Once you have read the records, write them out again exactly.

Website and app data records
▼
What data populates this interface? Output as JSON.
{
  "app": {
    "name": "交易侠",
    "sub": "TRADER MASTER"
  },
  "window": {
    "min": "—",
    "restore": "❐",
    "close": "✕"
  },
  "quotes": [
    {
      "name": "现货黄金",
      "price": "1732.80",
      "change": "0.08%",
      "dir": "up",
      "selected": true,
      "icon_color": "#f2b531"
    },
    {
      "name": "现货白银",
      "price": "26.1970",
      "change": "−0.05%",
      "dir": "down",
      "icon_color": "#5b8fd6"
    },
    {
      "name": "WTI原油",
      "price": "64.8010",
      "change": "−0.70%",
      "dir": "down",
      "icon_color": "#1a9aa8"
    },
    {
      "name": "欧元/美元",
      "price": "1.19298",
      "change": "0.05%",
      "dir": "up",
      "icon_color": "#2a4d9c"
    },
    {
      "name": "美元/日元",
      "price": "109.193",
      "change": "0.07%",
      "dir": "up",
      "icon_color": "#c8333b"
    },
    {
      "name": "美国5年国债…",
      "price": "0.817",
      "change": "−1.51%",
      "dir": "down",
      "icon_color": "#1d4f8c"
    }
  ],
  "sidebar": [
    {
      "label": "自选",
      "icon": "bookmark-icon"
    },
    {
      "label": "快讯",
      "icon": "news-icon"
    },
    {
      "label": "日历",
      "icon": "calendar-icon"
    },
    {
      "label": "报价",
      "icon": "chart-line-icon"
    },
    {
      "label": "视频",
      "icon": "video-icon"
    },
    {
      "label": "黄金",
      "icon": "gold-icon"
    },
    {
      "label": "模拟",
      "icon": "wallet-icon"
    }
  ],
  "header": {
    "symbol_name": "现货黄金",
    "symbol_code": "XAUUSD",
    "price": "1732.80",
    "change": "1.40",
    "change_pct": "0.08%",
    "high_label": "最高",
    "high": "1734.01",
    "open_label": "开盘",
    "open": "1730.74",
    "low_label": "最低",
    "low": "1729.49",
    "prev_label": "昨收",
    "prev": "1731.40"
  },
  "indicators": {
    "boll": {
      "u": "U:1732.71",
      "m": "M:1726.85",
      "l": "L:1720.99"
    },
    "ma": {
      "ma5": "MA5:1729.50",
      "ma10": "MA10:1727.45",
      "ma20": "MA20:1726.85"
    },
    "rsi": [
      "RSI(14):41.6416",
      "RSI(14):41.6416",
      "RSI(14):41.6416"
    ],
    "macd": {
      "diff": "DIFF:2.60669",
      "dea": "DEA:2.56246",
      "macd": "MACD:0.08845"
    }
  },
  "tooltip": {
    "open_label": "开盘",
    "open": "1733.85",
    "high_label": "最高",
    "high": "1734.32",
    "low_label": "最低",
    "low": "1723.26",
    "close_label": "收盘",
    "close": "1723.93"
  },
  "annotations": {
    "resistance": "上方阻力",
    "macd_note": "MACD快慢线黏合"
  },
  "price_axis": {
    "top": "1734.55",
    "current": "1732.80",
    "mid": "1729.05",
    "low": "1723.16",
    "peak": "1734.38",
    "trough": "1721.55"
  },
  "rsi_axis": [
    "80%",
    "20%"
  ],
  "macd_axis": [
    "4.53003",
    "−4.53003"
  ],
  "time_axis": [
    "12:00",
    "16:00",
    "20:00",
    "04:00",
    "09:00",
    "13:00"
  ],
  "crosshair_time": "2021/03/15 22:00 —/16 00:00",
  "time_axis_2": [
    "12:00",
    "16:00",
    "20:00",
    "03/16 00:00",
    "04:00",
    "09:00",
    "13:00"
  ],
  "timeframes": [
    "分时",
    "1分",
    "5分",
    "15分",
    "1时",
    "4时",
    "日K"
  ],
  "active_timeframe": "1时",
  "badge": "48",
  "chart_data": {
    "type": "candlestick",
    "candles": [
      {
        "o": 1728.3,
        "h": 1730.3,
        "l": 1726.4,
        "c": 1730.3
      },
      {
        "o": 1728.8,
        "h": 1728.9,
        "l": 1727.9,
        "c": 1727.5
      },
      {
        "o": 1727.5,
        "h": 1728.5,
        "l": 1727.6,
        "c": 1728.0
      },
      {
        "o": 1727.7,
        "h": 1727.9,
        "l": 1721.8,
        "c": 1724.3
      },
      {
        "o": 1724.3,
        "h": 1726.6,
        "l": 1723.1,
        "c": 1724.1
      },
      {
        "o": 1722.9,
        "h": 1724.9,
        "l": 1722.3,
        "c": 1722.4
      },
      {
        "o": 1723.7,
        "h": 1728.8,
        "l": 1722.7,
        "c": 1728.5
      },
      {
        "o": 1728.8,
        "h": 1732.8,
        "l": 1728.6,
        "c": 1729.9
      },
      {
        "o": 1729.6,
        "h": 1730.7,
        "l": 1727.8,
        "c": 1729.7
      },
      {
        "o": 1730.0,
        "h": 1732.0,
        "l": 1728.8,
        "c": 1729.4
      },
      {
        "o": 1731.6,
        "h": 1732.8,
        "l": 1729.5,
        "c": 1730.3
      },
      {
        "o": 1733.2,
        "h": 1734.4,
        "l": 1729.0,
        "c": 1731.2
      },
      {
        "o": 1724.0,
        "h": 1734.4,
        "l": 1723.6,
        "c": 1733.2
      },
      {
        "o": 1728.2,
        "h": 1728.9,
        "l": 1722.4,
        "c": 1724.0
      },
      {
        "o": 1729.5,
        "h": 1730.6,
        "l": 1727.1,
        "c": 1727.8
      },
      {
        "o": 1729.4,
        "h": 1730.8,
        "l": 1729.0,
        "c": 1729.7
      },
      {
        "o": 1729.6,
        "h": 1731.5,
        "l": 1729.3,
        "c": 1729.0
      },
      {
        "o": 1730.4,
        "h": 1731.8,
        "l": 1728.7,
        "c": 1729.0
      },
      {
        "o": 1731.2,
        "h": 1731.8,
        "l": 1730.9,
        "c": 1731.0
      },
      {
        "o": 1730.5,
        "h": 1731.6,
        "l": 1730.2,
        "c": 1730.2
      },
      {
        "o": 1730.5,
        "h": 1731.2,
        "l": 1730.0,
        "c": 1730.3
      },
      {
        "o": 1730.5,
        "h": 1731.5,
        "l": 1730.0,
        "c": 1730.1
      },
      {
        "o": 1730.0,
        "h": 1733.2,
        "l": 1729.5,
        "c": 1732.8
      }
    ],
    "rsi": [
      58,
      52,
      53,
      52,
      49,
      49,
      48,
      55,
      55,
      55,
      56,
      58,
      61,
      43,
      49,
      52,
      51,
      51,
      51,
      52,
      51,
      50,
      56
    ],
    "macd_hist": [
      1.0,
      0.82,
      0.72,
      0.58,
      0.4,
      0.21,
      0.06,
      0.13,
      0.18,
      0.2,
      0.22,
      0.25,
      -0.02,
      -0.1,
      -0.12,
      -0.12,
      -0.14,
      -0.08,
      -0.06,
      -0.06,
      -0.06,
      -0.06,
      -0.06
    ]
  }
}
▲
» **Response area**:
What data populates this interface? Output as JSON.
{
  "app": {
    "name": "交易侠",
    "sub": "TRADER MASTER"
  },
  "window": {
    "min": "—",
    "restore": "❐",
    "close": "✕"
  },
  "quotes": [
    {
      "name": "现货黄金",
      "price": "1732.80",
      "change": "0.08%",
      "dir": "up",
      "selected": true,
      "icon_color": "#f2b531"
    },
    {
      "name": "现货白银",
      "price": "26.1970",
      "change": "−0.05%",
      "dir": "down",
      "icon_color": "#5b8fd6"
    },
    {
      "name": "WTI原油",
      "price": "64.8010",
      "change": "−0.70%",
      "dir": "down",
      "icon_color": "#1a9aa8"
    },
    {
      "name": "欧元/美元",
      "price": "1.19298",
      "change": "0.05%",
      "dir": "up",
      "icon_color": "#2a4d9c"
    },
    {
      "name": "美元/日元",
      "price": "109.193",
      "change": "0.07%",
      "dir": "up",
      "icon_color": "#c8333b"
    },
    {
      "name": "美国5年国债…",
      "price": "0.817",
      "change": "−1.51%",
      "dir": "down",
      "icon_color": "#1d4f8c"
    }
  ],
  "sidebar": [
    {
      "label": "自选",
      "icon": "bookmark-icon"
    },
    {
      "label": "快讯",
      "icon": "news-icon"
    },
    {
      "label": "日历",
      "icon": "calendar-icon"
    },
    {
      "label": "报价",
      "icon": "chart-line-icon"
    },
    {
      "label": "视频",
      "icon": "video-icon"
    },
    {
      "label": "黄金",
      "icon": "gold-icon"
    },
    {
      "label": "模拟",
      "icon": "wallet-icon"
    }
  ],
  "header": {
    "symbol_name": "现货黄金",
    "symbol_code": "XAUUSD",
    "price": "1732.80",
    "change": "1.40",
    "change_pct": "0.08%",
    "high_label": "最高",
    "high": "1734.01",
    "open_label": "开盘",
    "open": "1730.74",
    "low_label": "最低",
    "low": "1729.49",
    "prev_label": "昨收",
    "prev": "1731.40"
  },
  "indicators": {
    "boll": {
      "u": "U:1732.71",
      "m": "M:1726.85",
      "l": "L:1720.99"
    },
    "ma": {
      "ma5": "MA5:1729.50",
      "ma10": "MA10:1727.45",
      "ma20": "MA20:1726.85"
    },
    "rsi": [
      "RSI(14):41.6416",
      "RSI(14):41.6416",
      "RSI(14):41.6416"
    ],
    "macd": {
      "diff": "DIFF:2.60669",
      "dea": "DEA:2.56246",
      "macd": "MACD:0.08845"
    }
  },
  "tooltip": {
    "open_label": "开盘",
    "open": "1733.85",
    "high_label": "最高",
    "high": "1734.32",
    "low_label": "最低",
    "low": "1723.26",
    "close_label": "收盘",
    "close": "1723.93"
  },
  "annotations": {
    "resistance": "上方阻力",
    "macd_note": "MACD快慢线黏合"
  },
  "price_axis": {
    "top": "1734.55",
    "current": "1732.80",
    "mid": "1729.05",
    "low": "1723.16",
    "peak": "1734.38",
    "trough": "1721.55"
  },
  "rsi_axis": [
    "80%",
    "20%"
  ],
  "macd_axis": [
    "4.53003",
    "−4.53003"
  ],
  "time_axis": [
    "12:00",
    "16:00",
    "20:00",
    "04:00",
    "09:00",
    "13:00"
  ],
  "crosshair_time": "2021/03/15 22:00 —/16 00:00",
  "time_axis_2": [
    "12:00",
    "16:00",
    "20:00",
    "03/16 00:00",
    "04:00",
    "09:00",
    "13:00"
  ],
  "timeframes": [
    "分时",
    "1分",
    "5分",
    "15分",
    "1时",
    "4时",
    "日K"
  ],
  "active_timeframe": "1时",
  "badge": "48",
  "chart_data": {
    "type": "candlestick",
    "candles": [
      {
        "o": 1728.3,
        "h": 1730.3,
        "l": 1726.4,
        "c": 1730.3
      },
      {
        "o": 1728.8,
        "h": 1728.9,
        "l": 1727.9,
        "c": 1727.5
      },
      {
        "o": 1727.5,
        "h": 1728.5,
        "l": 1727.6,
        "c": 1728.0
      },
      {
        "o": 1727.7,
        "h": 1727.9,
        "l": 1721.8,
        "c": 1724.3
      },
      {
        "o": 1724.3,
        "h": 1726.6,
        "l": 1723.1,
        "c": 1724.1
      },
      {
        "o": 1722.9,
        "h": 1724.9,
        "l": 1722.3,
        "c": 1722.4
      },
      {
        "o": 1723.7,
        "h": 1728.8,
        "l": 1722.7,
        "c": 1728.5
      },
      {
        "o": 1728.8,
        "h": 1732.8,
        "l": 1728.6,
        "c": 1729.9
      },
      {
        "o": 1729.6,
        "h": 1730.7,
        "l": 1727.8,
        "c": 1729.7
      },
      {
        "o": 1730.0,
        "h": 1732.0,
        "l": 1728.8,
        "c": 1729.4
      },
      {
        "o": 1731.6,
        "h": 1732.8,
        "l": 1729.5,
        "c": 1730.3
      },
      {
        "o": 1733.2,
        "h": 1734.4,
        "l": 1729.0,
        "c": 1731.2
      },
      {
        "o": 1724.0,
        "h": 1734.4,
        "l": 1723.6,
        "c": 1733.2
      },
      {
        "o": 1728.2,
        "h": 1728.9,
        "l": 1722.4,
        "c": 1724.0
      },
      {
        "o": 1729.5,
        "h": 1730.6,
        "l": 1727.1,
        "c": 1727.8
      },
      {
        "o": 1729.4,
        "h": 1730.8,
        "l": 1729.0,
        "c": 1729.7
      },
      {
        "o": 1729.6,
        "h": 1731.5,
        "l": 1729.3,
        "c": 1729.0
      },
      {
        "o": 1730.4,
        "h": 1731.8,
        "l": 1728.7,
        "c": 1729.0
      },
      {
        "o": 1731.2,
        "h": 1731.8,
        "l": 1730.9,
        "c": 1731.0
      },
      {
        "o": 1730.5,
        "h": 1731.6,
        "l": 1730.2,
        "c": 1730.2
      },
      {
        "o": 1730.5,
        "h": 1731.2,
        "l": 1730.0,
        "c": 1730.3
      },
      {
        "o": 1730.5,
        "h": 1731.5,
        "l": 1730.0,
        "c": 1730.1
      },
      {
        "o": 1730.0,
        "h": 1733.2,
        "l": 1729.5,
        "c": 1732.8
      }
    ],
    "rsi": [
      58,
      52,
      53,
      52,
      49,
      49,
      48,
      55,
      55,
      55,
      56,
      58,
      61,
      43,
      49,
      52,
      51,
      51,
      51,
      52,
      51,
      50,
      56
    ],
    "macd_hist": [
      1.0,
      0.82,
      0.72,
      0.58,
      0.4,
      0.21,
      0.06,
      0.13,
      0.18,
      0.2,
      0.22,
      0.25,
      -0.02,
      -0.1,
      -0.12,
      -0.12,
      -0.14,
      -0.08,
      -0.06,
      -0.06,
      -0.06,
      -0.06,
      -0.06
    ]
  }
}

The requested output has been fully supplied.